Website and app data records:
- - - - - - -

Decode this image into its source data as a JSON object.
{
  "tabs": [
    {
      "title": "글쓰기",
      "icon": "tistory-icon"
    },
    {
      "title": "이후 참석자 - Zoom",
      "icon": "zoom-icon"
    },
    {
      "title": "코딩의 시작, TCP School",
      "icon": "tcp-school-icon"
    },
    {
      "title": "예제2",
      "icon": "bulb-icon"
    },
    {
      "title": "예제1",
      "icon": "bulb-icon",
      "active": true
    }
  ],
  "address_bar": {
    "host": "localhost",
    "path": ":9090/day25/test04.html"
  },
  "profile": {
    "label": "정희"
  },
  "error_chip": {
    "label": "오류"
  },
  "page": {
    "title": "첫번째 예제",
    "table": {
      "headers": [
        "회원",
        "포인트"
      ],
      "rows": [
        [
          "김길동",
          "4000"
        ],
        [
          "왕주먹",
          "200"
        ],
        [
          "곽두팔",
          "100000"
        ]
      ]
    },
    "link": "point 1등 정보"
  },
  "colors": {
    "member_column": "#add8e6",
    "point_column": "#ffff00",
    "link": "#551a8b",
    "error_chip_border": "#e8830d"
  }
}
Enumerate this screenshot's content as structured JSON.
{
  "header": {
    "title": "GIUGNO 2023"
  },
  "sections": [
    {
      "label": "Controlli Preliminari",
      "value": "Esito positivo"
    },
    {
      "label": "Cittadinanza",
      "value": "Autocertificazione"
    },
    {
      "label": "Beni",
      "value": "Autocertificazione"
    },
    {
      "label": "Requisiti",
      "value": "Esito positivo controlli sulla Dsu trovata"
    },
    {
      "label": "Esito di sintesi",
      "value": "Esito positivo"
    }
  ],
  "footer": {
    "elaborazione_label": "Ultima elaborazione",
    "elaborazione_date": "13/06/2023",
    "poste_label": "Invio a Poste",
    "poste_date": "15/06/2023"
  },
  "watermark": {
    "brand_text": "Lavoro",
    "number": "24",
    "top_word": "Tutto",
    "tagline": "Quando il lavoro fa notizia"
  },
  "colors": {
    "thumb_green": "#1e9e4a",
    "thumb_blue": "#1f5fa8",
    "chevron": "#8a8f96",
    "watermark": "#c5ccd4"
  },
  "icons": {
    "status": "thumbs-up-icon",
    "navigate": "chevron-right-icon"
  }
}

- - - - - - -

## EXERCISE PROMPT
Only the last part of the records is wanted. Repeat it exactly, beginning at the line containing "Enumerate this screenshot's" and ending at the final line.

## ANSWER SECTION
Enumerate this screenshot's content as structured JSON.
{
  "header": {
    "title": "GIUGNO 2023"
  },
  "sections": [
    {
      "label": "Controlli Preliminari",
      "value": "Esito positivo"
    },
    {
      "label": "Cittadinanza",
      "value": "Autocertificazione"
    },
    {
      "label": "Beni",
      "value": "Autocertificazione"
    },
    {
      "label": "Requisiti",
      "value": "Esito positivo controlli sulla Dsu trovata"
    },
    {
      "label": "Esito di sintesi",
      "value": "Esito positivo"
    }
  ],
  "footer": {
    "elaborazione_label": "Ultima elaborazione",
    "elaborazione_date": "13/06/2023",
    "poste_label": "Invio a Poste",
    "poste_date": "15/06/2023"
  },
  "watermark": {
    "brand_text": "Lavoro",
    "number": "24",
    "top_word": "Tutto",
    "tagline": "Quando il lavoro fa notizia"
  },
  "colors": {
    "thumb_green": "#1e9e4a",
    "thumb_blue": "#1f5fa8",
    "chevron": "#8a8f96",
    "watermark": "#c5ccd4"
  },
  "icons": {
    "status": "thumbs-up-icon",
    "navigate": "chevron-right-icon"
  }
}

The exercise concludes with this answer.